● To do
A verbatim copy of all the data is required, minus any images.
== Records to process
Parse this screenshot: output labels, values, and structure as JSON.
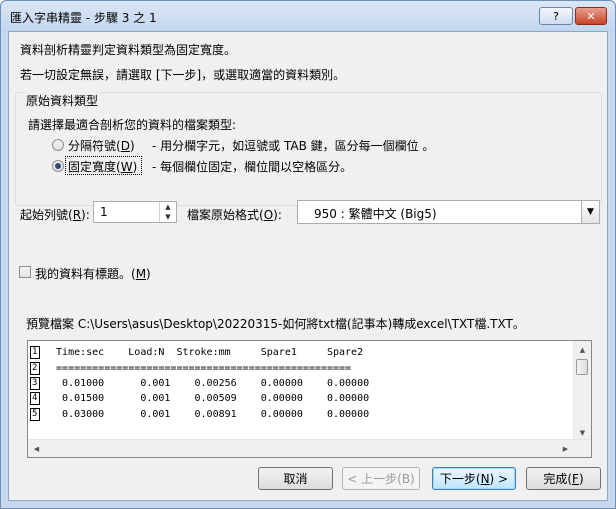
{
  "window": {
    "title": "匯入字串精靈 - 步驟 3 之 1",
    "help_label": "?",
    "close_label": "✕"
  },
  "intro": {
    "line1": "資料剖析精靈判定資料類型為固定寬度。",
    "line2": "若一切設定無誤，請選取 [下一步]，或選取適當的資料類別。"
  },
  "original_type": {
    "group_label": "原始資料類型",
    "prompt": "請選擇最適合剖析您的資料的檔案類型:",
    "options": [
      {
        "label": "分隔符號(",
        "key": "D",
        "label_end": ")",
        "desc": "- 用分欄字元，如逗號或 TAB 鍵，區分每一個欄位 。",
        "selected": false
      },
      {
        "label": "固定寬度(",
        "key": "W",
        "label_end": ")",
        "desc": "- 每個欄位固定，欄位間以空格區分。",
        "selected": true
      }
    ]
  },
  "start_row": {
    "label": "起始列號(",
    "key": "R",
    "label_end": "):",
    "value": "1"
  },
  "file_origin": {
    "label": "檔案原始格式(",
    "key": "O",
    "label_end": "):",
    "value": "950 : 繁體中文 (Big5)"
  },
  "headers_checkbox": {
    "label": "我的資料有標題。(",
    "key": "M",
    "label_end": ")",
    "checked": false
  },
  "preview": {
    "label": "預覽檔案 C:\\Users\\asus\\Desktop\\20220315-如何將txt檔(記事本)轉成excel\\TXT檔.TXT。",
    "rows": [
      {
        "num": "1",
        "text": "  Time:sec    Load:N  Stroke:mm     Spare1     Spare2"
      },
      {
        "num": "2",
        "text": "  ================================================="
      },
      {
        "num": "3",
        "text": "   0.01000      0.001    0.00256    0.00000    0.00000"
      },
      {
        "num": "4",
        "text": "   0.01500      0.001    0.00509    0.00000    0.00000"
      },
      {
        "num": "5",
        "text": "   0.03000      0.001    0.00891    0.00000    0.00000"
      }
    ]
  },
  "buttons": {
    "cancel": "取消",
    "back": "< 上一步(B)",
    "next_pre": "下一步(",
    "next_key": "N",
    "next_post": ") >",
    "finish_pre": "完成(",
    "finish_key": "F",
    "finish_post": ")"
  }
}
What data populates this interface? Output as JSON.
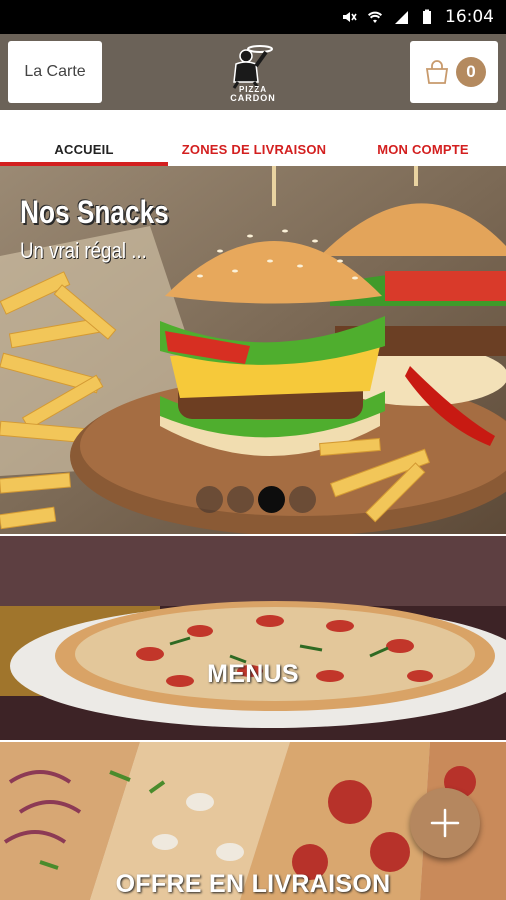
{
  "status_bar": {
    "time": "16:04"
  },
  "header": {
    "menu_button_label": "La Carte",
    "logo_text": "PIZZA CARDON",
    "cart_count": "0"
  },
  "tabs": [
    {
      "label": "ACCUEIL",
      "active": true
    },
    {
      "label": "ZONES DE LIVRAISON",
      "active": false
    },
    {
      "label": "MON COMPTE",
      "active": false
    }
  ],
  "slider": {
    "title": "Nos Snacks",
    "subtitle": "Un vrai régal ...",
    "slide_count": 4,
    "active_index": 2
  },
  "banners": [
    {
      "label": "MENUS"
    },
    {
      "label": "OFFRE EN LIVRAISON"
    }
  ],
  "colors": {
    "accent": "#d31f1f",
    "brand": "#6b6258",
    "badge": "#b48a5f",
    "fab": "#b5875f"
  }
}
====
● Result for this task
Parse this screenshot: output labels, values, and structure as JSON.
{
  "window": {
    "title": "匯入字串精靈 - 步驟 3 之 1",
    "help_label": "?",
    "close_label": "✕"
  },
  "intro": {
    "line1": "資料剖析精靈判定資料類型為固定寬度。",
    "line2": "若一切設定無誤，請選取 [下一步]，或選取適當的資料類別。"
  },
  "original_type": {
    "group_label": "原始資料類型",
    "prompt": "請選擇最適合剖析您的資料的檔案類型:",
    "options": [
      {
        "label": "分隔符號(",
        "key": "D",
        "label_end": ")",
        "desc": "- 用分欄字元，如逗號或 TAB 鍵，區分每一個欄位 。",
        "selected": false
      },
      {
        "label": "固定寬度(",
        "key": "W",
        "label_end": ")",
        "desc": "- 每個欄位固定，欄位間以空格區分。",
        "selected": true
      }
    ]
  },
  "start_row": {
    "label": "起始列號(",
    "key": "R",
    "label_end": "):",
    "value": "1"
  },
  "file_origin": {
    "label": "檔案原始格式(",
    "key": "O",
    "label_end": "):",
    "value": "950 : 繁體中文 (Big5)"
  },
  "headers_checkbox": {
    "label": "我的資料有標題。(",
    "key": "M",
    "label_end": ")",
    "checked": false
  },
  "preview": {
    "label": "預覽檔案 C:\\Users\\asus\\Desktop\\20220315-如何將txt檔(記事本)轉成excel\\TXT檔.TXT。",
    "rows": [
      {
        "num": "1",
        "text": "  Time:sec    Load:N  Stroke:mm     Spare1     Spare2"
      },
      {
        "num": "2",
        "text": "  ================================================="
      },
      {
        "num": "3",
        "text": "   0.01000      0.001    0.00256    0.00000    0.00000"
      },
      {
        "num": "4",
        "text": "   0.01500      0.001    0.00509    0.00000    0.00000"
      },
      {
        "num": "5",
        "text": "   0.03000      0.001    0.00891    0.00000    0.00000"
      }
    ]
  },
  "buttons": {
    "cancel": "取消",
    "back": "< 上一步(B)",
    "next_pre": "下一步(",
    "next_key": "N",
    "next_post": ") >",
    "finish_pre": "完成(",
    "finish_key": "F",
    "finish_post": ")"
  }
}
What data populates this interface? Output as JSON.
{
  "status_bar": {
    "time": "16:04"
  },
  "header": {
    "menu_button_label": "La Carte",
    "logo_text": "PIZZA CARDON",
    "cart_count": "0"
  },
  "tabs": [
    {
      "label": "ACCUEIL",
      "active": true
    },
    {
      "label": "ZONES DE LIVRAISON",
      "active": false
    },
    {
      "label": "MON COMPTE",
      "active": false
    }
  ],
  "slider": {
    "title": "Nos Snacks",
    "subtitle": "Un vrai régal ...",
    "slide_count": 4,
    "active_index": 2
  },
  "banners": [
    {
      "label": "MENUS"
    },
    {
      "label": "OFFRE EN LIVRAISON"
    }
  ],
  "colors": {
    "accent": "#d31f1f",
    "brand": "#6b6258",
    "badge": "#b48a5f",
    "fab": "#b5875f"
  }
}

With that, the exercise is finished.